In recent months, Aung San Suu Kyi has faced a barrage of international criticism, attacking her inaction as ethnic minority Rohingyas have been forced out of the country in a wave of deadly attacks.
Within the country, Aung San Suu Kyi has largely enjoyed high levels of support on this front.
But, some dissatisfaction is mounting as the government neglects other areas, like infrastructure development.
This report is from Myitmakha media group in Yangon, Myanmar.
In the south of Myanmar, a crooked road -half concrete, half dirt- weaves its way between mountains.
The Than Phyu Zayat- Phayar Thonsoo road is lined with trees. There’s little security in the area. The road is famous for drug smuggling.
Farmer U Kyaw Zin says traveling along the road is a risky business. Groups of armed insurgents regularly interrogate travelers and extort money.
“They ask questions like, ‘where are you going’ or ‘what are you going to do?’ They [armed insurgents] are always keeping their eyes on who will enter their territory.” Zin continued, “ethnic people are a little safer, outsiders face the most questions.”
This is the land of the Mon and Karen ethnic groups. And like in many parts of Myanmar, armed insurgents have been fighting the national military for over 6 decades.
For Mon and Karen people, this road is a potential path out of poverty.
There are more than 20 villages along the road, and over five hundred thousand people living in the area, most of them farmers.
For now, produce, mostly rice, is sold at local markets. But a good road could connect them with international markets via Vietnam’s Mekong Delta.
Local trader, U Naing Aung says that depends on developing the road: Paving it, and making it safe to travel along.
“If the road is smooth and easy to use, tourism will improve. For trading, it will only take about 10 hours to drive from Bangkok to Than Phyu Zayat,” he said. “Drugs and other illegal trades will also decrease.”
The poor state of the road has left local people with fewer economic opportunities, and it has impacted their health and education.

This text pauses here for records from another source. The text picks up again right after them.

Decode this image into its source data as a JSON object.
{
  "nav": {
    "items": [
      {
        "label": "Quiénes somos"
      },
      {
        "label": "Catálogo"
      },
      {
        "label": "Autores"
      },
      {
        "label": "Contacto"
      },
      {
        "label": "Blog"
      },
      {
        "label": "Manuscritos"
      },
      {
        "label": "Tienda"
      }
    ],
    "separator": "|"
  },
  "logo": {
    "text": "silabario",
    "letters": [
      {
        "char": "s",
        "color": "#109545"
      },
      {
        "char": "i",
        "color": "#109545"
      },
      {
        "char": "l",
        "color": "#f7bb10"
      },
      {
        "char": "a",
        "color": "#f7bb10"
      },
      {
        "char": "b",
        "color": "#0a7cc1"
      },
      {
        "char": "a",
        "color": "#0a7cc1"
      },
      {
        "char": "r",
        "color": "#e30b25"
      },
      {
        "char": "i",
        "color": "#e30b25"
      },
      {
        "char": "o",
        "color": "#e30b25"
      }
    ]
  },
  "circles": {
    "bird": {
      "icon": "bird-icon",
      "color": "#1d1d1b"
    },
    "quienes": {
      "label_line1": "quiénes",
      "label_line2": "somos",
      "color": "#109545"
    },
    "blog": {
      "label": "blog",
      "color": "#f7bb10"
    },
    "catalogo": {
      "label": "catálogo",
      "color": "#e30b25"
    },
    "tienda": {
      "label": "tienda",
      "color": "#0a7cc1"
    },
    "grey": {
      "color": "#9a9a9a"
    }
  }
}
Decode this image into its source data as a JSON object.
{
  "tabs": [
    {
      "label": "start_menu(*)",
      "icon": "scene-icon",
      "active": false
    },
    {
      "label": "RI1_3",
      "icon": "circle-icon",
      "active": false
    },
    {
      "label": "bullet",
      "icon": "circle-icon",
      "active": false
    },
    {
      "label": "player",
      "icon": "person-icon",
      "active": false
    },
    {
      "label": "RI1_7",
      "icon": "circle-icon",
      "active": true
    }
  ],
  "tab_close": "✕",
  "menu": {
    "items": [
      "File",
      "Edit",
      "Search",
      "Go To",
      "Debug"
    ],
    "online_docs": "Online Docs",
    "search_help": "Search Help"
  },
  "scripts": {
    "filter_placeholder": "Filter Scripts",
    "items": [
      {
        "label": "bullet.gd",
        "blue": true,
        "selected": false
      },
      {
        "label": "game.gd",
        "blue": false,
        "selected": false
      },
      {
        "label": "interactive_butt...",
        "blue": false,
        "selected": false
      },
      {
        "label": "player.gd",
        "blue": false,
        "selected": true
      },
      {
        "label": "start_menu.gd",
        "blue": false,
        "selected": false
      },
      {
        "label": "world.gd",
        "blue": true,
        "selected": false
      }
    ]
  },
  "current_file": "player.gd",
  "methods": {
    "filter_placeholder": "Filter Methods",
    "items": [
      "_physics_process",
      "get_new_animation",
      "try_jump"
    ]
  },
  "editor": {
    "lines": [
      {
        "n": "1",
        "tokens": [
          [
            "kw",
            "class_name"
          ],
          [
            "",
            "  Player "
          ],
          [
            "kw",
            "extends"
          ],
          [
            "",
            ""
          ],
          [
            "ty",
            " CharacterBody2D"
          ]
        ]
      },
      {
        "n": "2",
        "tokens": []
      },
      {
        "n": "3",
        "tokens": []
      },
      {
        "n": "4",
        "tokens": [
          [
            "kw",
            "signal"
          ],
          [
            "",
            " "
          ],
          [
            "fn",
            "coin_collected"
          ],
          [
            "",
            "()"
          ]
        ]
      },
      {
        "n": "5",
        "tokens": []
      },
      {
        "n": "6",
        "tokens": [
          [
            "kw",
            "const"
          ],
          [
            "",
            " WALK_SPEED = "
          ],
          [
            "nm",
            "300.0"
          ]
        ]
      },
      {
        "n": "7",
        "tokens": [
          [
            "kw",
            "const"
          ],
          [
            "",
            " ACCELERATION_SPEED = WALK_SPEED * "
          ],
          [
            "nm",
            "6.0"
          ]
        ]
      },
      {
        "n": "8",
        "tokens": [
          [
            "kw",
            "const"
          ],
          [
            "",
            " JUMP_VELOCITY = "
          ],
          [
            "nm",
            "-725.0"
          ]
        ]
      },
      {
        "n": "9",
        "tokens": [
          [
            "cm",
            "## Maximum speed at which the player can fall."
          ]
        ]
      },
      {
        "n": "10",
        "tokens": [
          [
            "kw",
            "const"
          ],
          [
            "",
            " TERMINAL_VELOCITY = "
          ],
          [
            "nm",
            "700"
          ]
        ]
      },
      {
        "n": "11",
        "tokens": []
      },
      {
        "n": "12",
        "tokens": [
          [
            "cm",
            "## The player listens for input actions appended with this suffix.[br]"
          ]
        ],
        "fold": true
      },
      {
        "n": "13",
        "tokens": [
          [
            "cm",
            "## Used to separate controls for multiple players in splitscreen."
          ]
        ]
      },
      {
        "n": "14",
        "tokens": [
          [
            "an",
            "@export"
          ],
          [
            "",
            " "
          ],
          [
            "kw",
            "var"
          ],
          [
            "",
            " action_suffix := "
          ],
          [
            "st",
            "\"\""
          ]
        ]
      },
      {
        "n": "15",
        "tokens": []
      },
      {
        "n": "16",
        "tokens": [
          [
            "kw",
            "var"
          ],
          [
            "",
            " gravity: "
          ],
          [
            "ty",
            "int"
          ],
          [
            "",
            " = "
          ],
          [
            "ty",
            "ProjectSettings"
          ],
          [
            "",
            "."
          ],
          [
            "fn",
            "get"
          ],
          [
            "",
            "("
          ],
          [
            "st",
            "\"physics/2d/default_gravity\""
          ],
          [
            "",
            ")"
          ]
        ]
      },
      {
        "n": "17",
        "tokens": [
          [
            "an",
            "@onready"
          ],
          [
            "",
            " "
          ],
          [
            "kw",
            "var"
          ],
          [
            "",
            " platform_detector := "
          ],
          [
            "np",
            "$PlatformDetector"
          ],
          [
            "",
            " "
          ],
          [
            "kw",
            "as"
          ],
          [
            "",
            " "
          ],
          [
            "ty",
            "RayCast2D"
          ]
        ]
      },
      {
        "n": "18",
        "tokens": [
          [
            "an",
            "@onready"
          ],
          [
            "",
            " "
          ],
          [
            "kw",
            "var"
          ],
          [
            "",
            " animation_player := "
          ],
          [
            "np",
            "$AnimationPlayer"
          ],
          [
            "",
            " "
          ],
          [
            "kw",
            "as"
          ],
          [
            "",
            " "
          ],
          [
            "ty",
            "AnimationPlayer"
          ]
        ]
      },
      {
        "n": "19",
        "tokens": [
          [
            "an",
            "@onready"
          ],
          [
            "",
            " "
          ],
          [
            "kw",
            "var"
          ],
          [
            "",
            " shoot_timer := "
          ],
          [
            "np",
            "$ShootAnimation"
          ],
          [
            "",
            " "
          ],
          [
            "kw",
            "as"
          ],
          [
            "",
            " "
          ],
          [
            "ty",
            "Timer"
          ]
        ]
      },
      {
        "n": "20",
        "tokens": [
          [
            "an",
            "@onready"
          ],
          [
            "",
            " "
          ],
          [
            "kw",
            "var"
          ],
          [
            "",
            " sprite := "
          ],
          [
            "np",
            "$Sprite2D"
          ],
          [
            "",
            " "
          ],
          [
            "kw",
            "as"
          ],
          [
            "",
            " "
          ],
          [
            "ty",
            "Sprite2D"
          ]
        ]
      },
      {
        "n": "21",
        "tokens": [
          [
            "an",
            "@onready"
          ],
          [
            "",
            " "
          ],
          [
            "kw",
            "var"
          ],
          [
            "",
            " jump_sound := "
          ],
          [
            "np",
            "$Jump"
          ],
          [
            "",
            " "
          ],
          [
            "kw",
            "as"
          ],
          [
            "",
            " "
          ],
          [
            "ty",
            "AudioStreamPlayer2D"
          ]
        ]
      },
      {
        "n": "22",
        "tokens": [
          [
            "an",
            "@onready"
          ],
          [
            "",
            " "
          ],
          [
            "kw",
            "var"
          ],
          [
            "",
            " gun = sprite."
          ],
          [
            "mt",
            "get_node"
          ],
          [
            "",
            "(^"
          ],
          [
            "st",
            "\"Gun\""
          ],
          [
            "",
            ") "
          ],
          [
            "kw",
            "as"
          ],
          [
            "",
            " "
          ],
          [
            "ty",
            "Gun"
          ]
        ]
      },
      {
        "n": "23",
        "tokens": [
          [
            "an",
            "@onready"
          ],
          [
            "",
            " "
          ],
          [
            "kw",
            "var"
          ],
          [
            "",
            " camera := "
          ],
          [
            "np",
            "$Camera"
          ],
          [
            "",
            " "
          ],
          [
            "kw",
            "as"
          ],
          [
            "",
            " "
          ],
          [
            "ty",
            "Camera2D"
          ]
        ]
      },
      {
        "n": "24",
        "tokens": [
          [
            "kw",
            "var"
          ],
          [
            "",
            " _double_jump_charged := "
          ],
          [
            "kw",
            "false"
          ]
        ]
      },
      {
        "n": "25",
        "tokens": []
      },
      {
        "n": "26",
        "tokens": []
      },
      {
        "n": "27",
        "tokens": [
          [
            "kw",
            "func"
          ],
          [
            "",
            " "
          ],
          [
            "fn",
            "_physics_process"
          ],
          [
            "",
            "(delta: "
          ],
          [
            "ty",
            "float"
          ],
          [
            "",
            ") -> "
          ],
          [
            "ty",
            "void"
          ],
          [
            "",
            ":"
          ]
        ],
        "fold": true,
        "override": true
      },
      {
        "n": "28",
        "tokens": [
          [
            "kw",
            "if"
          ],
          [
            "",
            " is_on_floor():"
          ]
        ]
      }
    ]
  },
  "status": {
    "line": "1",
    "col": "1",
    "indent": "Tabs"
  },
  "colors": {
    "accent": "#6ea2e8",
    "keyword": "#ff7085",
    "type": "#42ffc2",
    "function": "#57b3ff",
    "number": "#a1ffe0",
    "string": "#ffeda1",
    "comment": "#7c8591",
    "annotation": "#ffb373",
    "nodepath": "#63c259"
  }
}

Children often don’t make it to school because the road is too unreliable.
Those who need health care can’t access doctors or medicine.
Daw Naw Say Mu lives in the town of Than Phyu Zayat with her two children.
“When children go to school, they take that road. If there is a medical emergency, we count on that road.” Say Mu went on, “but the road is bad, it’s hard to use. It becomes even worse in the rainy season.”
Myanmar’s infrastructure development lags way behind that of neighbouring countries. Schools, hospitals and roads are shabby, basic, and few, especially in remote areas.
The Myanmar government says they hope to develop the road, but don’t have the money to do it.
“An organization from Thailand has offered to pave the road but it is still under negotiation with the government,” stated U Thaung Han Soe, from the Ministry of Construction.
Thailand would benefit from new trading opportunities, and is keen to strengthen its relationship with neighbouring Myanmar.
However they are still waiting for the Myanmar Parliament to amend its foreign investment laws to clear the way for an investment like this.
When Daw Aung San Su Kyi, came to power in Myanmar, many people, like farmer U Kyaw Zin, hoped that she would bring new solutions to old problems.
“We hoped that the condition of the road would improve with the new government lead by Daw Aung San Su Kyi, but there are no changes so far,” he complained.
Aung San Su Kyi’s government is now overwhelmed by the national peace process – attempting to balance the role of the military, the fate of ethnic minority groups, international criticism, and public opinion.
In the meantime, Myanmar people are still waiting for action on other crucial issues, like infrastructure development and foreign investment.